## The problem
The records below are to be copied word for word, with every picture left out.

Records from a data source
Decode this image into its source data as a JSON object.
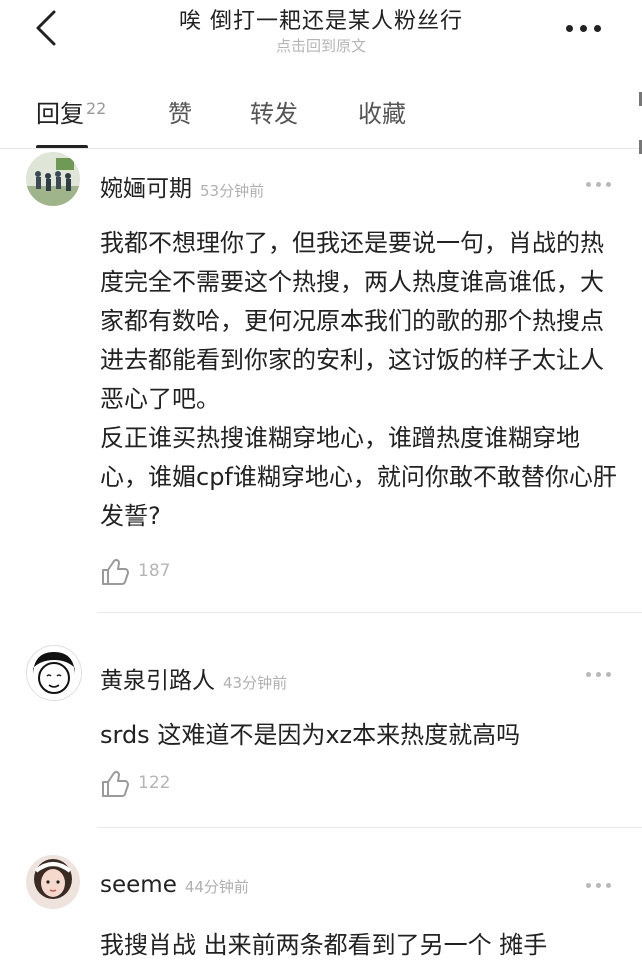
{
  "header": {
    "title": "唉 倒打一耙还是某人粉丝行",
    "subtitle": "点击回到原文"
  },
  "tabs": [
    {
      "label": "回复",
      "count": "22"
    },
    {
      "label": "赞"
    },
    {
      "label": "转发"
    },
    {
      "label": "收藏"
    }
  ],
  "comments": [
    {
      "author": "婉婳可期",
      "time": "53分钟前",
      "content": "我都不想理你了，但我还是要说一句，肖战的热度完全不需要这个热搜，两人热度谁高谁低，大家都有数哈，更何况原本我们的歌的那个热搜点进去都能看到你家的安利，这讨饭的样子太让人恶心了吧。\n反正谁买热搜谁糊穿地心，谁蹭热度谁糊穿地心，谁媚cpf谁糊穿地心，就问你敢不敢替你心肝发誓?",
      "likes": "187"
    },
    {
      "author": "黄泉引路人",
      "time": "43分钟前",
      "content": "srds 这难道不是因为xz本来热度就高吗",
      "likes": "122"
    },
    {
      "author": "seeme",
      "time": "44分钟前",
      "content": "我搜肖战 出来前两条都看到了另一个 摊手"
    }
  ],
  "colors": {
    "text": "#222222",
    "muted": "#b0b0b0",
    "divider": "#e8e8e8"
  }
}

## Exercise solution
Decode this image into its source data as a JSON object.
{
  "header": {
    "title": "唉 倒打一耙还是某人粉丝行",
    "subtitle": "点击回到原文"
  },
  "tabs": [
    {
      "label": "回复",
      "count": "22"
    },
    {
      "label": "赞"
    },
    {
      "label": "转发"
    },
    {
      "label": "收藏"
    }
  ],
  "comments": [
    {
      "author": "婉婳可期",
      "time": "53分钟前",
      "content": "我都不想理你了，但我还是要说一句，肖战的热度完全不需要这个热搜，两人热度谁高谁低，大家都有数哈，更何况原本我们的歌的那个热搜点进去都能看到你家的安利，这讨饭的样子太让人恶心了吧。\n反正谁买热搜谁糊穿地心，谁蹭热度谁糊穿地心，谁媚cpf谁糊穿地心，就问你敢不敢替你心肝发誓?",
      "likes": "187"
    },
    {
      "author": "黄泉引路人",
      "time": "43分钟前",
      "content": "srds 这难道不是因为xz本来热度就高吗",
      "likes": "122"
    },
    {
      "author": "seeme",
      "time": "44分钟前",
      "content": "我搜肖战 出来前两条都看到了另一个 摊手"
    }
  ],
  "colors": {
    "text": "#222222",
    "muted": "#b0b0b0",
    "divider": "#e8e8e8"
  }
}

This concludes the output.